    building Web APIs with REST Background REST GraphQL Code Next Steps An overview of GraphQL, with examples Further learning, future improvements, and conclusion The current state of Web APIs
  32. GraphQL

  33. Introduction to GraphQL • A declarative (1) query language, (2)

    type system, and (3) runtime for client applications to fetch and mutate data. • Devised to solve some of the problems with REST ◦ Originally used by the Facebook Product team • Data store independent • Language and platform independent
  34. It’s Graphs All the Way Down

  35. It’s Graphs All the Way Down

  36. Queries have the same shape as its result Here is

    a (1) GraphQL Query and its response: { post(id: 1) { title url author { name } } } { "post": { "title": "GraphQL in an Age of REST", "url”: “http://yos.io”, “author”: { “name”: “yosriady” } } }
  37. Power to the client instead of the server The client

    specifies what data it needs, and the server does only what is necessary to return that data.
  38. /graphql

  39. None
  40. goo.gl/nV3WJE goo.gl/nV3WJE

  41. None
  42. Great API documentation drives adoption.

  43. The (2) Type System makes all of this possible

  44. Schema Language type Post { title: String! author: User! comments:[Comment]!

    } type Query { post(id: Int): Post posts: Post }
  45. Types • Scalar types ◦ Boolean ◦ Int ◦ Float

    ◦ String ◦ Custom types i.e. Date • Enums • Lists • Interfaces • Unions
  46. Summary: Benefits of GraphQL API playground Client-side validation Self-documenting Introspective

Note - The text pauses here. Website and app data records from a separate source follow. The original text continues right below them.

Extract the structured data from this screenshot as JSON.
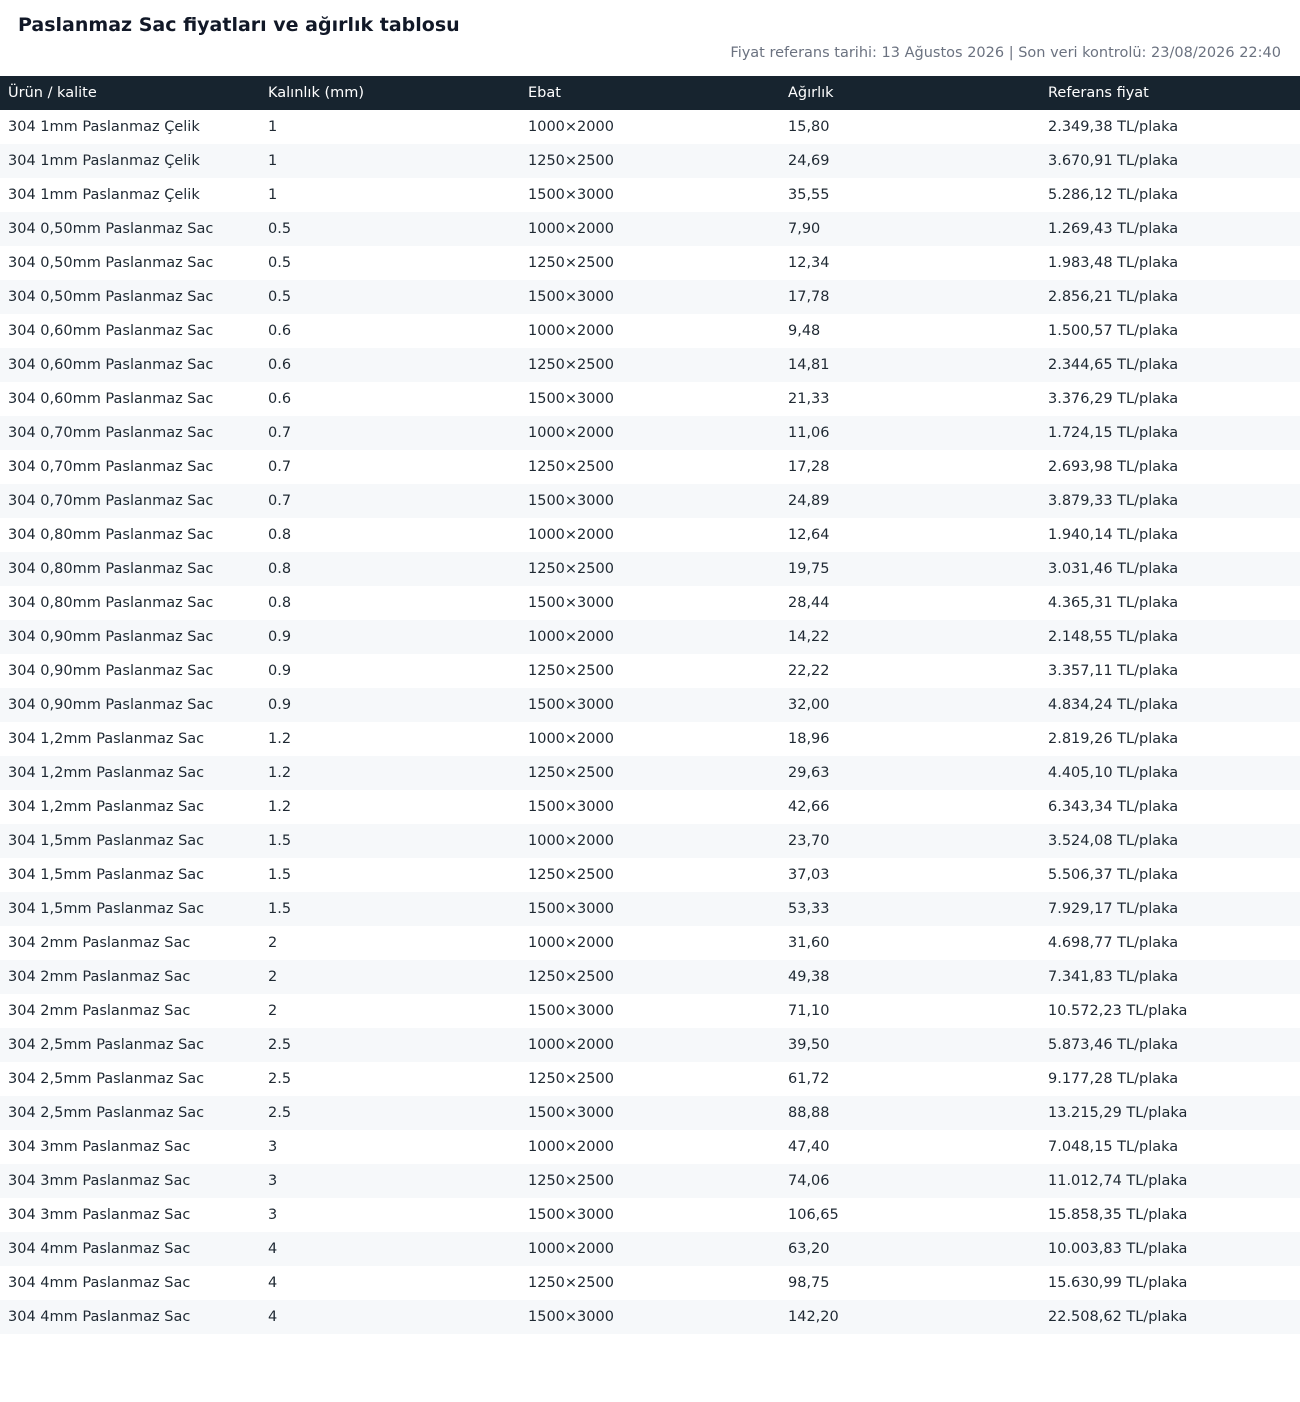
{
  "page": {
    "title": "Paslanmaz Sac fiyatları ve ağırlık tablosu",
    "meta": "Fiyat referans tarihi: 13 Ağustos 2026 | Son veri kontrolü: 23/08/2026 22:40"
  },
  "table": {
    "headers": [
      "Ürün / kalite",
      "Kalınlık (mm)",
      "Ebat",
      "Ağırlık",
      "Referans fiyat"
    ],
    "rows": [
      [
        "304 1mm Paslanmaz Çelik",
        "1",
        "1000×2000",
        "15,80",
        "2.349,38 TL/plaka"
      ],
      [
        "304 1mm Paslanmaz Çelik",
        "1",
        "1250×2500",
        "24,69",
        "3.670,91 TL/plaka"
      ],
      [
        "304 1mm Paslanmaz Çelik",
        "1",
        "1500×3000",
        "35,55",
        "5.286,12 TL/plaka"
      ],
      [
        "304 0,50mm Paslanmaz Sac",
        "0.5",
        "1000×2000",
        "7,90",
        "1.269,43 TL/plaka"
      ],
      [
        "304 0,50mm Paslanmaz Sac",
        "0.5",
        "1250×2500",
        "12,34",
        "1.983,48 TL/plaka"
      ],
      [
        "304 0,50mm Paslanmaz Sac",
        "0.5",
        "1500×3000",
        "17,78",
        "2.856,21 TL/plaka"
      ],
      [
        "304 0,60mm Paslanmaz Sac",
        "0.6",
        "1000×2000",
        "9,48",
        "1.500,57 TL/plaka"
      ],
      [
        "304 0,60mm Paslanmaz Sac",
        "0.6",
        "1250×2500",
        "14,81",
        "2.344,65 TL/plaka"
      ],
      [
        "304 0,60mm Paslanmaz Sac",
        "0.6",
        "1500×3000",
        "21,33",
        "3.376,29 TL/plaka"
      ],
      [
        "304 0,70mm Paslanmaz Sac",
        "0.7",
        "1000×2000",
        "11,06",
        "1.724,15 TL/plaka"
      ],
      [
        "304 0,70mm Paslanmaz Sac",
        "0.7",
        "1250×2500",
        "17,28",
        "2.693,98 TL/plaka"
      ],
      [
        "304 0,70mm Paslanmaz Sac",
        "0.7",
        "1500×3000",
        "24,89",
        "3.879,33 TL/plaka"
      ],
      [
        "304 0,80mm Paslanmaz Sac",
        "0.8",
        "1000×2000",
        "12,64",
        "1.940,14 TL/plaka"
      ],
      [
        "304 0,80mm Paslanmaz Sac",
        "0.8",
        "1250×2500",
        "19,75",
        "3.031,46 TL/plaka"
      ],
      [
        "304 0,80mm Paslanmaz Sac",
        "0.8",
        "1500×3000",
        "28,44",
        "4.365,31 TL/plaka"
      ],
      [
        "304 0,90mm Paslanmaz Sac",
        "0.9",
        "1000×2000",
        "14,22",
        "2.148,55 TL/plaka"
      ],
      [
        "304 0,90mm Paslanmaz Sac",
        "0.9",
        "1250×2500",
        "22,22",
        "3.357,11 TL/plaka"
      ],
      [
        "304 0,90mm Paslanmaz Sac",
        "0.9",
        "1500×3000",
        "32,00",
        "4.834,24 TL/plaka"
      ],
      [
        "304 1,2mm Paslanmaz Sac",
        "1.2",
        "1000×2000",
        "18,96",
        "2.819,26 TL/plaka"
      ],
      [
        "304 1,2mm Paslanmaz Sac",
        "1.2",
        "1250×2500",
        "29,63",
        "4.405,10 TL/plaka"
      ],
      [
        "304 1,2mm Paslanmaz Sac",
        "1.2",
        "1500×3000",
        "42,66",
        "6.343,34 TL/plaka"
      ],
      [
        "304 1,5mm Paslanmaz Sac",
        "1.5",
        "1000×2000",
        "23,70",
        "3.524,08 TL/plaka"
      ],
      [
        "304 1,5mm Paslanmaz Sac",
        "1.5",
        "1250×2500",
        "37,03",
        "5.506,37 TL/plaka"
      ],
      [
        "304 1,5mm Paslanmaz Sac",
        "1.5",
        "1500×3000",
        "53,33",
        "7.929,17 TL/plaka"
      ],
      [
        "304 2mm Paslanmaz Sac",
        "2",
        "1000×2000",
        "31,60",
        "4.698,77 TL/plaka"
      ],
      [
        "304 2mm Paslanmaz Sac",
        "2",
        "1250×2500",
        "49,38",
        "7.341,83 TL/plaka"
      ],
      [
        "304 2mm Paslanmaz Sac",
        "2",
        "1500×3000",
        "71,10",
        "10.572,23 TL/plaka"
      ],
      [
        "304 2,5mm Paslanmaz Sac",
        "2.5",
        "1000×2000",
        "39,50",
        "5.873,46 TL/plaka"
      ],
      [
        "304 2,5mm Paslanmaz Sac",
        "2.5",
        "1250×2500",
        "61,72",
        "9.177,28 TL/plaka"
      ],
      [
        "304 2,5mm Paslanmaz Sac",
        "2.5",
        "1500×3000",
        "88,88",
        "13.215,29 TL/plaka"
      ],
      [
        "304 3mm Paslanmaz Sac",
        "3",
        "1000×2000",
        "47,40",
        "7.048,15 TL/plaka"
      ],
      [
        "304 3mm Paslanmaz Sac",
        "3",
        "1250×2500",
        "74,06",
        "11.012,74 TL/plaka"
      ],
      [
        "304 3mm Paslanmaz Sac",
        "3",
        "1500×3000",
        "106,65",
        "15.858,35 TL/plaka"
      ],
      [
        "304 4mm Paslanmaz Sac",
        "4",
        "1000×2000",
        "63,20",
        "10.003,83 TL/plaka"
      ],
      [
        "304 4mm Paslanmaz Sac",
        "4",
        "1250×2500",
        "98,75",
        "15.630,99 TL/plaka"
      ],
      [
        "304 4mm Paslanmaz Sac",
        "4",
        "1500×3000",
        "142,20",
        "22.508,62 TL/plaka"
      ]
    ]
  },
  "colors": {
    "header_bg": "#17242f",
    "header_text": "#ffffff",
    "row_alt_bg": "#f6f8fa",
    "meta_text": "#6b7280"
  }
}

    Adapts to different requirements for different clients Client-specified Query from multiple data sources in a single network request. Single round trip
  47. A step-by-step walkthrough of building a GraphQL server Drawbacks to

    building Web APIs with REST Background REST GraphQL Code Next Steps An overview of GraphQL, with examples Further learning, future improvements, and conclusion The current state of Web APIs
  48. Building a GraphQL Server in Node.js

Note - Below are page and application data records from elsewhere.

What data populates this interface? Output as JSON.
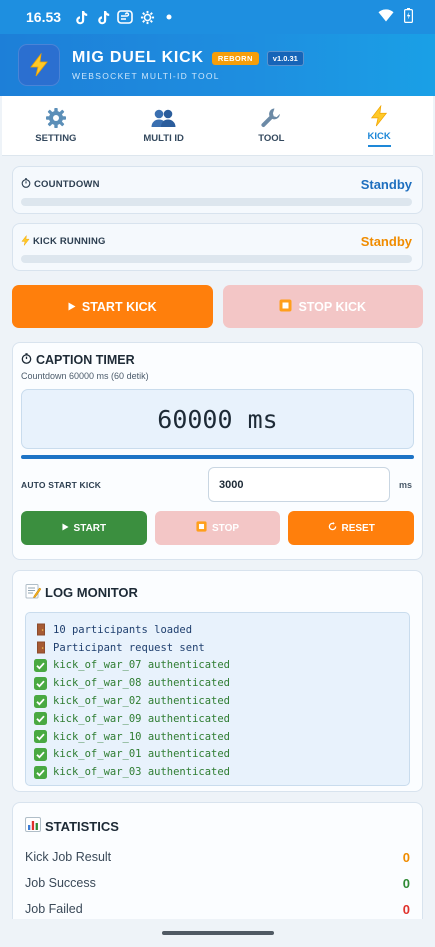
{
  "statusbar": {
    "time": "16.53",
    "icons": [
      "tiktok-icon",
      "tiktok-icon",
      "wind-icon",
      "gear-icon",
      "dot-icon",
      "wifi-icon",
      "battery-icon"
    ]
  },
  "app": {
    "title": "MIG DUEL KICK",
    "badge": "REBORN",
    "version": "v1.0.31",
    "subtitle": "WEBSOCKET MULTI-ID TOOL",
    "icon": "lightning-icon"
  },
  "tabs": [
    {
      "label": "SETTING",
      "icon": "gear-icon",
      "active": false
    },
    {
      "label": "MULTI ID",
      "icon": "users-icon",
      "active": false
    },
    {
      "label": "TOOL",
      "icon": "wrench-icon",
      "active": false
    },
    {
      "label": "KICK",
      "icon": "lightning-icon",
      "active": true
    }
  ],
  "countdown": {
    "label": "COUNTDOWN",
    "status": "Standby",
    "color": "#1e6fbf",
    "progress": 0
  },
  "kick_running": {
    "label": "KICK RUNNING",
    "status": "Standby",
    "color": "#f08c00",
    "progress": 0
  },
  "main_buttons": {
    "start": "START KICK",
    "stop": "STOP KICK"
  },
  "caption_timer": {
    "title": "CAPTION TIMER",
    "subtitle": "Countdown 60000 ms (60 detik)",
    "display": "60000 ms",
    "progress": 1.0,
    "auto_label": "AUTO START KICK",
    "auto_value": "3000",
    "auto_unit": "ms",
    "buttons": {
      "start": "START",
      "stop": "STOP",
      "reset": "RESET"
    }
  },
  "log": {
    "title": "LOG MONITOR",
    "lines": [
      {
        "icon": "door-icon",
        "type": "info",
        "text": "10 participants loaded"
      },
      {
        "icon": "door-icon",
        "type": "info",
        "text": "Participant request sent"
      },
      {
        "icon": "check-icon",
        "type": "ok",
        "text": "kick_of_war_07 authenticated"
      },
      {
        "icon": "check-icon",
        "type": "ok",
        "text": "kick_of_war_08 authenticated"
      },
      {
        "icon": "check-icon",
        "type": "ok",
        "text": "kick_of_war_02 authenticated"
      },
      {
        "icon": "check-icon",
        "type": "ok",
        "text": "kick_of_war_09 authenticated"
      },
      {
        "icon": "check-icon",
        "type": "ok",
        "text": "kick_of_war_10 authenticated"
      },
      {
        "icon": "check-icon",
        "type": "ok",
        "text": "kick_of_war_01 authenticated"
      },
      {
        "icon": "check-icon",
        "type": "ok",
        "text": "kick_of_war_03 authenticated"
      }
    ]
  },
  "statistics": {
    "title": "STATISTICS",
    "rows": [
      {
        "label": "Kick Job Result",
        "value": "0",
        "color": "#f08c00"
      },
      {
        "label": "Job Success",
        "value": "0",
        "color": "#2f8a35"
      },
      {
        "label": "Job Failed",
        "value": "0",
        "color": "#e0322c"
      }
    ]
  }
}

  49. Preamble A GraphQL service is created by providing (a) the

    schema and (b) resolver functions. • We’ll use ◦ Node.js + Express ◦ express-graphql
  50. Preamble • Bindings are available for all major languages ◦

    Javascript ◦ Ruby ◦ PHP ◦ Python ◦ Java ◦ C/C++ ◦ Go ◦ Scala ◦ .NET ◦ Elixir ◦ Haskell ◦ SQL ◦ Lua ◦ Elm ◦ Clojure
  51. yos-graphql.surge.sh

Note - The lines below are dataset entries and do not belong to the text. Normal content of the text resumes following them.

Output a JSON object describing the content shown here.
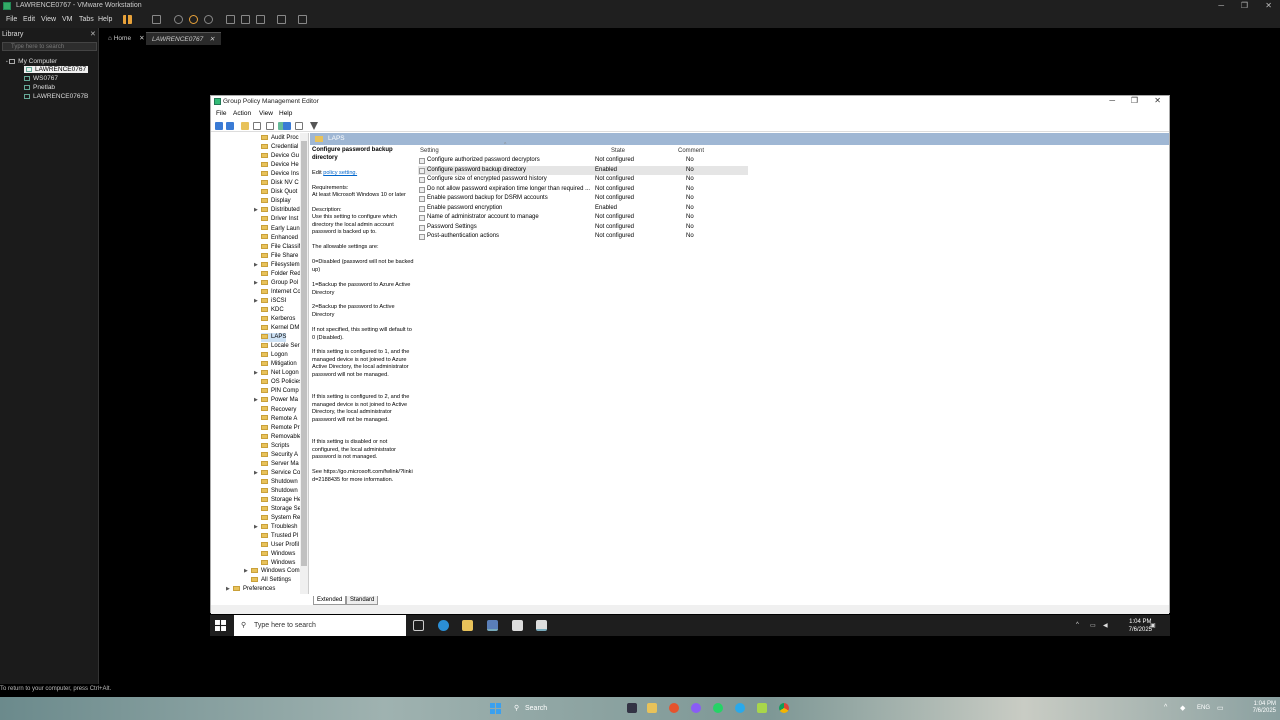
{
  "vm_window": {
    "title": "LAWRENCE0767 - VMware Workstation",
    "menu": [
      "File",
      "Edit",
      "View",
      "VM",
      "Tabs",
      "Help"
    ]
  },
  "library": {
    "header": "Library",
    "search_placeholder": "Type here to search",
    "root": "My Computer",
    "items": [
      "LAWRENCE0767",
      "WS0767",
      "Pnetlab",
      "LAWRENCE0767B"
    ]
  },
  "vm_tabs": [
    "Home",
    "LAWRENCE0767"
  ],
  "vm_status": "To return to your computer, press Ctrl+Alt.",
  "gpe": {
    "title": "Group Policy Management Editor",
    "menu": [
      "File",
      "Action",
      "View",
      "Help"
    ],
    "tree": [
      "Audit Proc",
      "Credential",
      "Device Gu",
      "Device He",
      "Device Ins",
      "Disk NV C",
      "Disk Quot",
      "Display",
      "Distributed",
      "Driver Inst",
      "Early Laun",
      "Enhanced",
      "File Classif",
      "File Share",
      "Filesystem",
      "Folder Red",
      "Group Pol",
      "Internet Co",
      "iSCSI",
      "KDC",
      "Kerberos",
      "Kernel DM",
      "LAPS",
      "Locale Ser",
      "Logon",
      "Mitigation",
      "Net Logon",
      "OS Policies",
      "PIN Comp",
      "Power Ma",
      "Recovery",
      "Remote A",
      "Remote Pr",
      "Removable",
      "Scripts",
      "Security A",
      "Server Ma",
      "Service Co",
      "Shutdown",
      "Shutdown",
      "Storage He",
      "Storage Se",
      "System Re",
      "Troublesh",
      "Trusted Pl",
      "User Profil",
      "Windows",
      "Windows"
    ],
    "tree_lower": [
      "Windows Com",
      "All Settings",
      "Preferences"
    ],
    "selected_folder": "LAPS",
    "desc": {
      "title": "Configure password backup directory",
      "edit_prefix": "Edit ",
      "edit_link": "policy setting.",
      "requirements_label": "Requirements:",
      "requirements": "At least Microsoft Windows 10 or later",
      "description_label": "Description:",
      "p1": "Use this setting to configure which directory the local admin account password is backed up to.",
      "p2": "The allowable settings are:",
      "p3": "0=Disabled (password will not be backed up)",
      "p4": "1=Backup the password to Azure Active Directory",
      "p5": "2=Backup the password to Active Directory",
      "p6": "If not specified, this setting will default to 0 (Disabled).",
      "p7": "If this setting is configured to 1, and the managed device is not joined to Azure Active Directory, the local administrator password will not be managed.",
      "p8": "If this setting is configured to 2, and the managed device is not joined to Active Directory, the local administrator password will not be managed.",
      "p9": "If this setting is disabled or not configured, the local administrator password is not managed.",
      "p10": "See https://go.microsoft.com/fwlink/?linkid=2188435 for more information."
    },
    "columns": {
      "setting": "Setting",
      "state": "State",
      "comment": "Comment"
    },
    "rows": [
      {
        "name": "Configure authorized password decryptors",
        "state": "Not configured",
        "comment": "No"
      },
      {
        "name": "Configure password backup directory",
        "state": "Enabled",
        "comment": "No"
      },
      {
        "name": "Configure size of encrypted password history",
        "state": "Not configured",
        "comment": "No"
      },
      {
        "name": "Do not allow password expiration time longer than required ...",
        "state": "Not configured",
        "comment": "No"
      },
      {
        "name": "Enable password backup for DSRM accounts",
        "state": "Not configured",
        "comment": "No"
      },
      {
        "name": "Enable password encryption",
        "state": "Enabled",
        "comment": "No"
      },
      {
        "name": "Name of administrator account to manage",
        "state": "Not configured",
        "comment": "No"
      },
      {
        "name": "Password Settings",
        "state": "Not configured",
        "comment": "No"
      },
      {
        "name": "Post-authentication actions",
        "state": "Not configured",
        "comment": "No"
      }
    ],
    "tabs": [
      "Extended",
      "Standard"
    ]
  },
  "guest_taskbar": {
    "search": "Type here to search",
    "time": "1:04 PM",
    "date": "7/6/2025"
  },
  "host_taskbar": {
    "search": "Search",
    "lang": "ENG",
    "time": "1:04 PM",
    "date": "7/6/2025"
  }
}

  52. A GraphQL Schema Definition const User = new GraphQLObjectType({ name:

    'User', fields: () => ({ id: { type: GraphQLInt }, name: { type: GraphQLString } }) });
  53. Creates links between data sources and GraphQL fields posts(id){ return

    request(`https://api.blog.io/posts/${id}`); } posts(id){ return sql.raw('SELECT * FROM posts WHERE id = %s',id); } posts(id){ return DB.Posts.getById(id); } GraphQL Resolvers
  54. A step-by-step walkthrough of building a GraphQL server Drawbacks to

    building Web APIs with REST Background REST GraphQL Code Next Steps An overview of GraphQL, with examples Further learning, future improvements, and conclusion The current state of Web APIs
  55. • Give GraphQL a try, especially if ◦ Your product

    is an API ◦ You have many clients with flexible requirements • Features not covered in this talk ◦ Aliases, ◦ Fragments, ◦ Variables, ◦ Directives, etc. • Best practices still emerging In Closing
  56. meetup.com/API-Craft-Singapore

  57. Thanks Yos Riady yos.io

  58. Questions? Yos Riady yos.io

  59. Appendix 0: Differences from REST • A single endpoint `/graphql`

    • Only HTTP verbs GET and POST are used ◦ GET for queries ◦ POST for mutations • Support for other transport layers ◦ MQTT for IOT domains
  60. Appendix 1: Versioning “We encourage GraphQL endpoints to take an

    add-only approach to schema evolution over time instead of changing existing fields.” GraphQL takes a strong opinion on avoiding versioning by providing the tools for the continuous evolution of a GraphQL schema.
  61. Appendix 2: Cons of GraphQL • Initial investment may not

    make sense where ◦ APIs are internal -> use RPC ◦ API changes are rare (APIs are stable) • Performance ◦ Compared to RPC